The crisis unfolding in the Central African Republic may end up being the most under-reported story of the year. An outbreak of mass violence has led to the deaths of over 500 people and displacement of over 200,000 in just the past three weeks. [See United to End Genocide’s Fact Sheet on CAR here.]
In fact, with the violence taking on Christian versus Muslim hues, several voices in the international community have warned that the country may be “on the verge of genocide”.
Lawmakers are starting to understand the urgency of the crisis. And this week, the Senate Foreign Relations Committee took on the topic of one of the poorest and arguably least familiar countries in a Hearing on the Central African Republic (CAR) on Tuesday, December 17.
At the Hearing, Senators Coons (D-DE), Flake (R-AZ), and Cardin (D-MD) took turns asking a panel of government officials and outside experts about the nature of the crisis and the adequacy of the response.
U.S. Assistant Secretary for Africa Linda Thomas-Greenfield said the United States is deeply concerned by the sectarian nature of the violence in CAR and emphasized ongoing high-level attention and work with international partners. This included support of UN Security Council action to establish an arms embargo, a Sanctions Committee, a Panel of Experts, and authorization of a Commission of Inquiry. She also credited the interagency Atrocities Prevention Board set up in 2012 with providing direction for the U.S. response to the crisis and the impetus behind a personal message to the people of the Central African Republic which has been widely spread by local radio.

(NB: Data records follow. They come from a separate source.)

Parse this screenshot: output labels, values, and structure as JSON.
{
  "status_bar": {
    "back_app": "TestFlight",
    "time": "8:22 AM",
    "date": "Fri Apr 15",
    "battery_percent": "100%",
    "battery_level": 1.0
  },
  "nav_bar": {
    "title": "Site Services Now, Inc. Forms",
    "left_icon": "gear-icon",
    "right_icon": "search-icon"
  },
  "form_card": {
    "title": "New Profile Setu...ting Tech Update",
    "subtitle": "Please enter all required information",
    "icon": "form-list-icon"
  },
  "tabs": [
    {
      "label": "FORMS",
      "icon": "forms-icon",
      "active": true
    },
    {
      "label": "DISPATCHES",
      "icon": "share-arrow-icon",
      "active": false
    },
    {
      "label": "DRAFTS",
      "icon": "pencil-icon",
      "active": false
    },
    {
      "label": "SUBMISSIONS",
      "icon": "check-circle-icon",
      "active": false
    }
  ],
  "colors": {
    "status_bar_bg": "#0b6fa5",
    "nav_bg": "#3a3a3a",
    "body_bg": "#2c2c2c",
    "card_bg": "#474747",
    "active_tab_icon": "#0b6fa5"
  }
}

Still, as International Crisis Group’s Mark Schneider and Lisabeth List of Doctors Without Borders (MSF) pointed out the international response to the violence in the Central African Republic has been “woefully slow” and the UN humanitarian response of United Nation’s agencies “wholly inadequate”.
While 1,600 French troops have been deployed and a few thousand African Union troops are being deployed with $100 million in assistance from the United States, those deployments are not moving fast enough and preparations for a longer term and more robust UN peacekeeping operation are lacking. As MSF pointed out in a scathing letter, UN humanitarian efforts still lack personnel with emergency experience and the willingness to deploy to the places where people are most vulnerable.
The way forward is to establish security in the capital of Bangui, the heart of most of the violence in recent weeks, then to establish humanitarian corridors to other hard hit places.
With a tenth of the population displaced and quarter estimated as in danger of going hungry, humanitarian efforts must also be stepped up in the immediate term. These efforts must be supported by longer term work toward a sustainable political transition, inter-religious peace building, and economic development.